Four of the five announced candidates for Baltimore County executive pitched themselves as advocates for education during a forum Tuesday at the Community College of Baltimore County's Catonsville campus.
They also, to varying degrees, promised to change the culture of Baltimore County government and add transparency they say is lacking.
The event featured two Democrats — state Sen. Jim Brochin of Cockeysville and former Del. Johnny Olszewski Jr. of Dundalk — and two Republicans — Del. Pat McDonough and state insurance commissioner and former Del. Al Redmer, both of Middle River.
The fifth candidate, County Councilwoman Vicki Almond, a Reisterstown Democrat, did not attend.
John Dedie, a political science professor at the college, said he arranged for candidates from both parties to share the stage to show that local policy issues can be discussed without ending in “nuclear armageddon,” as he said sometimes happens in Washington.
The county executive’s position will be open next year, as current County Executive Kevin Kamenetz, a Democrat, is barred from running again due to term limits.

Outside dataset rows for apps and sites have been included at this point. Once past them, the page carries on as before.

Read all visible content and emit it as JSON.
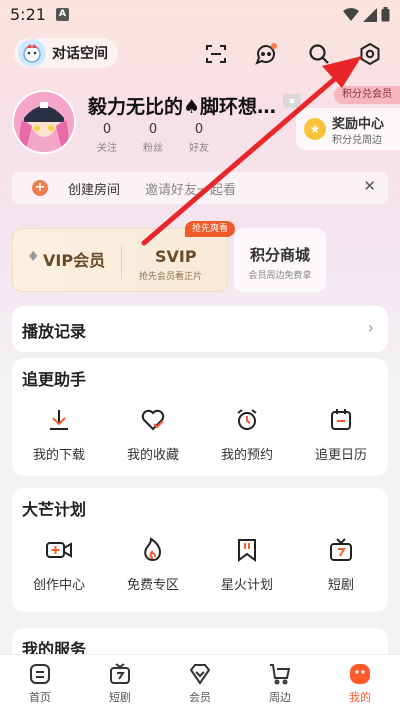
{
  "status": {
    "time": "5:21",
    "notif_icon": "A"
  },
  "topbar": {
    "space_label": "对话空间"
  },
  "profile": {
    "username": "毅力无比的♠脚环想…",
    "stats": [
      {
        "num": "0",
        "label": "关注"
      },
      {
        "num": "0",
        "label": "粉丝"
      },
      {
        "num": "0",
        "label": "好友"
      }
    ]
  },
  "reward": {
    "points_tag": "积分兑会员",
    "title": "奖励中心",
    "subtitle": "积分兑周边"
  },
  "room": {
    "title": "创建房间",
    "subtitle": "邀请好友一起看"
  },
  "vip": {
    "vip_label": "VIP会员",
    "svip_label": "SVIP",
    "svip_sub": "抢先会员看正片",
    "svip_tag": "抢先爽看"
  },
  "mall": {
    "title": "积分商城",
    "subtitle": "会员周边免费拿"
  },
  "history": {
    "label": "播放记录"
  },
  "follow_section": {
    "title": "追更助手",
    "items": [
      {
        "label": "我的下载",
        "icon": "download-icon"
      },
      {
        "label": "我的收藏",
        "icon": "heart-check-icon"
      },
      {
        "label": "我的预约",
        "icon": "alarm-icon"
      },
      {
        "label": "追更日历",
        "icon": "calendar-icon"
      }
    ]
  },
  "plan_section": {
    "title": "大芒计划",
    "items": [
      {
        "label": "创作中心",
        "icon": "video-plus-icon"
      },
      {
        "label": "免费专区",
        "icon": "flame-icon"
      },
      {
        "label": "星火计划",
        "icon": "bookmark-icon"
      },
      {
        "label": "短剧",
        "icon": "tv-icon"
      }
    ]
  },
  "service_section": {
    "title": "我的服务"
  },
  "bottom_nav": [
    {
      "label": "首页",
      "icon": "home-icon"
    },
    {
      "label": "短剧",
      "icon": "tv-icon"
    },
    {
      "label": "会员",
      "icon": "diamond-icon"
    },
    {
      "label": "周边",
      "icon": "cart-icon"
    },
    {
      "label": "我的",
      "icon": "me-icon",
      "active": true
    }
  ],
  "colors": {
    "accent": "#ff5a2b",
    "arrow": "#e8262a",
    "vip_text": "#6b4b2a"
  }
}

He’s now running for governor.
Questions from Dedie and the audience of a few dozen people skewed heavily toward education in general, and community colleges specifically. All four candidates used the opportunity to heap praise on the community college and its role in educating students and training workers.
Each said he would fight for state funding for CCBC and to ensure the college’s programs meet the needs of students and employers.
Asked about proposals to make community college in Baltimore County tuition-free, a proposal that has been suggested in Baltimore City, none of the candidates offered full support.
For the Democrats, Olszewski said he supports making community college free for people earning job certifications, and Brochin said a free tuition program should be based on financial need and not extended to all students.
For the Republicans, McDonough said he did not support free tuition, but suggested instead creating scholarships that the Baltimore County Council and the county executive could distribute — similar to the pool of scholarship money that state lawmakers have. Redmer said there’s not money available in the county budget for free tuition.
All four candidates offered criticism of the county’s public school system and offered promises of reform.
Redmer said interim schools superintendent Verletta White should resign from her position. The Baltimore Sun reported that White earned income from a tech consulting company that works with school system vendors. She did not report that income on her ethics forms.
Brochin noted that he has asked for a state audit of the issue, and McDonough pointed out that he had filed an ethics complaint about the previous superintendent, Dallas Dance, who was found to have a side contract with a company called SUPES Academy.
Olszewski, a former teacher in the school system, said he’d reserve judgment on White while the school board’s evaluation of the issue plays out.
Also on schools, Brochin offered support for “community schools,” where schools offer services to families and parents such as health care and GED classes. Olszewski touted his experience as a teacher and said that the best way to help local schools is to elect a former teacher.
McDnough railed against “social promotion” and said he’d eliminate Common Core curriculum standards. Redmer said there’s a lack of accountability in the school system, and that change is needed.
The primary election is scheduled for June 26, with the general election next Nov. 6. The next Baltimore County executive will lead the state’s third-largest jurisdiction and oversee a $3.5 billion annual budget.